This adapter will only autofocus AF-S lenses as there is no built-in focus motor. I have used this adapter with AF lenses though, and was able to manually focus them.

Also, some 3rd party lenses may not work with the FT-1 adapter.

V1 FT-1 and 70-300mm @ 70mm f/5.6.

V1 FT-1 and 70-300mm @ 100mm f/5.6.

V1 FT-1 and 70-300mm @ 200mm f/5.6.

V1 FT-1 and 70-300mm @ 300mm f/5.6.

V1 FT-1 and 70-300mm @ 300mm f/8.

Reference Photos: D90 DSLR and Nikon AF-S 70-300mm f/4.5~5.6. This compares how well the V1/FT-1 combination compares to the lens on a traditional DSLR.

D90 and 70-300mm @ 70mm f/5.6.

D90 and 70-300mm @ 100mm f/5.6.

D90 and 70-300mm @ 200mm f/5.6.

D90 and 70-300mm @ 300mm f/5.6.

D90 and 70-300mm @ 300mm f/8.

Conclusion: Across the spectrum, at f/5.6 and f/8, the V1's lenses do very well. And with the FT-1 adapter, the lenses tend to work as well on the V1 as they do on a DSLR.

V1 and 10mm lens (equivalent 27mm).

V1/FT-1 and 70-300mm @ 300mm lens (equivalent 810mm). The bow of this boat is the center boat in the left photo.

Another long distance V1/FT1 photo with Nikon AF-S 70-300mm f/4.5~5.6
It appears from the above example that the V1/FT1 combination, paired with the Nikon AF-S 70-300mm f/4.5~5.6 is a viable long distance lens.
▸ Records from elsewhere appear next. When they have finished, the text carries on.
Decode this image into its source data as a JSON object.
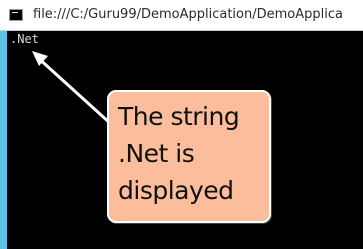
{
  "window": {
    "title": "file:///C:/Guru99/DemoApplication/DemoApplica",
    "icon": "console-app-icon"
  },
  "console": {
    "output": ".Net"
  },
  "annotation": {
    "text_line1": "The string",
    "text_line2": ".Net is",
    "text_line3": "displayed",
    "background_color": "#fbbd9b",
    "arrow_color": "#ffffff"
  }
}
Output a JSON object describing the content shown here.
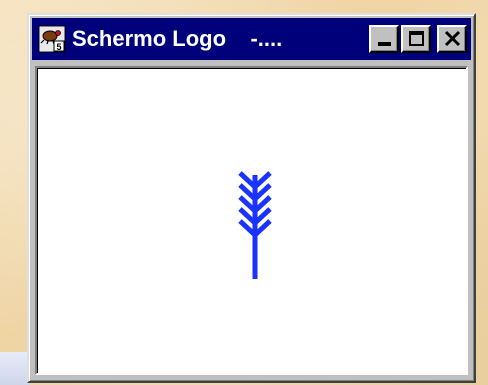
{
  "window": {
    "title": "Schermo Logo",
    "title_suffix": "-....",
    "app_icon": "logo-turtle-icon",
    "controls": {
      "minimize_icon": "minimize-icon",
      "maximize_icon": "maximize-icon",
      "close_icon": "close-icon"
    }
  },
  "canvas": {
    "drawing": "wheat-ear-logo-drawing",
    "stroke_color": "#1a33ff",
    "background_color": "#ffffff"
  },
  "colors": {
    "titlebar": "#00007b",
    "chrome": "#c0c0c0"
  }
}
Since some folks - even those that have DLSRs - consider the purchase a bridge camera for a long reach, the V1 alternative is a viable high-quality solution.

Especially if the DSLR owner has an AF-S 70-300mm lens, the cost of this solution can be in the same range as a bridge camera. And with a bridge camera's small sensor and questionable 50x zoom optic quality, the V1/FT1 solution is a highly desireable alternative.

V1/FT1 with Nikon AF-S 70-300mm f/4.5~5.6